The Honors College will offer colloquia next year on topics ranging from politics and bioethics to coffee and the Amish community.
Each year, the Honors College presents a collection of colloquia, and for the 2019-20 year, nine faculty members will offer seven colloquia on those topics and others.
The colloquia are a unique variety of special-interest classes presented for Honors students. Offered through fall and spring semesters, the content of these courses strives to be exploratory for the students, as well as the professors.
As many students seek out the classes that fit most closely with their major, these one-hour periods open up possibilities in a creative realm that is uncommon to the average student.
Sarah Winkler Laster, Honors College academic manager and budget director, said that the colloquia give professors the chance to teach classes on subjects they might not typically get to teach.
“Colloquia are meant to be fun, hands-on experiences,” Laster said.
Dr. Todd Womble, assistant professor of Language and Literature, has taken part in creative colloquia for four years.
“For a lot of people this can be out of their comfort zone… some students prefer to write papers and some make a collage or painting,” Womble said. “It gives me a chance to do things in the classroom that I don’t get to do otherwise… it blends hobbies and interests into an academic opportunity.”
Elizabeth Miller, sophomore English major from Allen, Texas, took Womble’s short course in the fall of 2018 and said he was her favorite part.
“He makes the class really interesting,” Miller said, “and with a subject about movies, it was really engaging.”

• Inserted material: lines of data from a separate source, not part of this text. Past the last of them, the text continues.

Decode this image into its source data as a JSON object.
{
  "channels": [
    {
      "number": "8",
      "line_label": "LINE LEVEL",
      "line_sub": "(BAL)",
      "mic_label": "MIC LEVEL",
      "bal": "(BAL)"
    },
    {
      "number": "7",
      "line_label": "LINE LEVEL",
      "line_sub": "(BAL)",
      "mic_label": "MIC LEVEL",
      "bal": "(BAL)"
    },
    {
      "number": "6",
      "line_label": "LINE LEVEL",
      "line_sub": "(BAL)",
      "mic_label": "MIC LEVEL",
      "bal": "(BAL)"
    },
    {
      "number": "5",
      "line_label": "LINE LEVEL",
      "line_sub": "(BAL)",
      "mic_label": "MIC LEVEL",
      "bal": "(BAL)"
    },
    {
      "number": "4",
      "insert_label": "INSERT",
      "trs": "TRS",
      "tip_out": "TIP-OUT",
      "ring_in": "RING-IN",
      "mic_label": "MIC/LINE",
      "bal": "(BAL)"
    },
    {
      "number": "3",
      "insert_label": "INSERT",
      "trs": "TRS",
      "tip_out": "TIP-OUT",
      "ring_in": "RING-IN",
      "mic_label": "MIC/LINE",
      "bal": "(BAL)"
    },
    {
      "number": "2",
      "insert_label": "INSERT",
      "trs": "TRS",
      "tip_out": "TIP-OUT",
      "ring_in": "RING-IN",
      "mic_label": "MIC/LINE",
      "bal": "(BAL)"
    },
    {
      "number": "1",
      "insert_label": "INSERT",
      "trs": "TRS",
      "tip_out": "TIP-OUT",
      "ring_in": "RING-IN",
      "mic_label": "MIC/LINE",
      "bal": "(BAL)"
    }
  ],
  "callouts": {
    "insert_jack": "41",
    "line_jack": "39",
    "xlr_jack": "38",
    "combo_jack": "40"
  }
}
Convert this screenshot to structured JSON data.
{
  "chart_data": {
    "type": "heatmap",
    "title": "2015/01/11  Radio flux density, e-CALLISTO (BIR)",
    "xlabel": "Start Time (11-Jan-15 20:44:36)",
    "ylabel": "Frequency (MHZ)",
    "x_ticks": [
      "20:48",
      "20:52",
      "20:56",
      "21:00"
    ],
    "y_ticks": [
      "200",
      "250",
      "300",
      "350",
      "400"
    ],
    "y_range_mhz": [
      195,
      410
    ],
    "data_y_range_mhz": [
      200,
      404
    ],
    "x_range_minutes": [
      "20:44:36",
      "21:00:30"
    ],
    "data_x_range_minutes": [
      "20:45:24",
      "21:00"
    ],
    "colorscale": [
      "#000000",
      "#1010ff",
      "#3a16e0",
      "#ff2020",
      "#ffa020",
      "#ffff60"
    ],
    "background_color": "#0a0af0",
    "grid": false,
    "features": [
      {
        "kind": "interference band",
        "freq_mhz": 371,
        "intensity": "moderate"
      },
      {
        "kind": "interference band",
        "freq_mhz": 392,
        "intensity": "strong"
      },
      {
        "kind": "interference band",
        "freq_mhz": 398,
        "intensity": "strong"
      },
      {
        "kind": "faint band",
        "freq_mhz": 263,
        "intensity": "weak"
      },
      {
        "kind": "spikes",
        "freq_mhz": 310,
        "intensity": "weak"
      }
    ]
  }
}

The colloquia change each semester. The classes are open for enrollment to Honors students of all majors with sophomore academic status and can be night courses, weekend meetings or five-week short courses.
During fall of 2019, Dr. Womble and 8 other Honors college professors will be offering the following:
- “Bon Appetite: Savoring Poetry & Good Cooking” (Dr. Steven Moore)
- “Coffee: The Good, the Starbucks, and the Folgers” (Dr. Ryan Feerer and Dr. Tim Kennedy)
- “Dilemmas of the Human Condition: Bioethical Issues in Perspective” (Dr. Daniel Morrison)
- “Food Writing in Oxford” (Dr. Shelly Sanders -offered exclusively to students studying in Oxford fall 2019)
- “Politics on Campus” (Dr. Chris Riley)
- “The Book Was Better: Considering Literary Adaptation” (Dr. Todd Womble)
- “The Simple Life: Exploring an Ohio Amish Community” (Dr. Heidi Morris and Dr. Jason Morris)